------ PROVIDED DATA ------

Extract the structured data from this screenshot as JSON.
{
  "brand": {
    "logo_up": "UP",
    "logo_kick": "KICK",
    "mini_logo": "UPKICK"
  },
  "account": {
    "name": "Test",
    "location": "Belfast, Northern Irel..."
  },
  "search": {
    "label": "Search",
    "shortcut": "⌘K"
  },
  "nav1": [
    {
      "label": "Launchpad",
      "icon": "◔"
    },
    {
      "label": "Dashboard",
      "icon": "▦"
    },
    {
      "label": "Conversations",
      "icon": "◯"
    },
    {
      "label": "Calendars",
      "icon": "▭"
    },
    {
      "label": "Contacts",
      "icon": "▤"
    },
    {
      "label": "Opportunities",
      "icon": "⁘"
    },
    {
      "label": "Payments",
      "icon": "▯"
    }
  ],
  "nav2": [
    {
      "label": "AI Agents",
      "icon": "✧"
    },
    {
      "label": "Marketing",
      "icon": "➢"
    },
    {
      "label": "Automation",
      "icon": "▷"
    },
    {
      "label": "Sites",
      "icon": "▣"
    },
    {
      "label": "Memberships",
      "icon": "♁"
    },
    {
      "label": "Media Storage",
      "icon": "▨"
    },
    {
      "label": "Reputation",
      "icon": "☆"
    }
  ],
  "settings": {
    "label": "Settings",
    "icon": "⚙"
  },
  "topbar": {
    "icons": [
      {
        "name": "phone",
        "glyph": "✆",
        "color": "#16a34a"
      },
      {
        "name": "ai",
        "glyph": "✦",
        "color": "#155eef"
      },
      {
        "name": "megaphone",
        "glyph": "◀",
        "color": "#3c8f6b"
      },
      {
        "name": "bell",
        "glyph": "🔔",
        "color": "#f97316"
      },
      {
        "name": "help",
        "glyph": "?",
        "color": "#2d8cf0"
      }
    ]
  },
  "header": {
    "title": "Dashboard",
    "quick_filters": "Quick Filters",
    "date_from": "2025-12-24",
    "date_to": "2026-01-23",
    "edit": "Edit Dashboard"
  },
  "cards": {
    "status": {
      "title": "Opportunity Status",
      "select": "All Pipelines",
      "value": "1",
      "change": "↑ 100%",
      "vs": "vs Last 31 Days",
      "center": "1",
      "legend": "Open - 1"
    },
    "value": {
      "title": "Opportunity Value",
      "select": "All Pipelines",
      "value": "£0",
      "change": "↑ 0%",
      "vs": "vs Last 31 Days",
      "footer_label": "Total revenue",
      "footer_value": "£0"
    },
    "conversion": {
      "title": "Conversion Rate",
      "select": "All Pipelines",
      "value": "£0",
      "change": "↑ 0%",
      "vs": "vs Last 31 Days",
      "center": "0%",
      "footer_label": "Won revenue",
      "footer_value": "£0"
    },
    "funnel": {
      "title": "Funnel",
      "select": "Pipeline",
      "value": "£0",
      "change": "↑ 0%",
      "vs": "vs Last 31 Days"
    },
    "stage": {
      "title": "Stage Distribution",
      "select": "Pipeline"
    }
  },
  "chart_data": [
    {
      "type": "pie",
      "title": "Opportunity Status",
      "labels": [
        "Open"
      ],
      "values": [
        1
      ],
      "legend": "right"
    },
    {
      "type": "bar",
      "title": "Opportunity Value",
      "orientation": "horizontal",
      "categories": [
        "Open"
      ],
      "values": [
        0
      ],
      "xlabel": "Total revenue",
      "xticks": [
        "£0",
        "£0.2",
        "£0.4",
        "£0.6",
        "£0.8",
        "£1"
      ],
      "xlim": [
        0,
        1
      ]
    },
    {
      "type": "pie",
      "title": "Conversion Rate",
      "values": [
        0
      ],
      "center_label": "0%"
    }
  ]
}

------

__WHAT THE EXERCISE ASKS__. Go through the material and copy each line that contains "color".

__ANSWER TO THE EXERCISE__.
        "color": "#16a34a"
        "color": "#155eef"
        "color": "#3c8f6b"
        "color": "#f97316"
        "color": "#2d8cf0"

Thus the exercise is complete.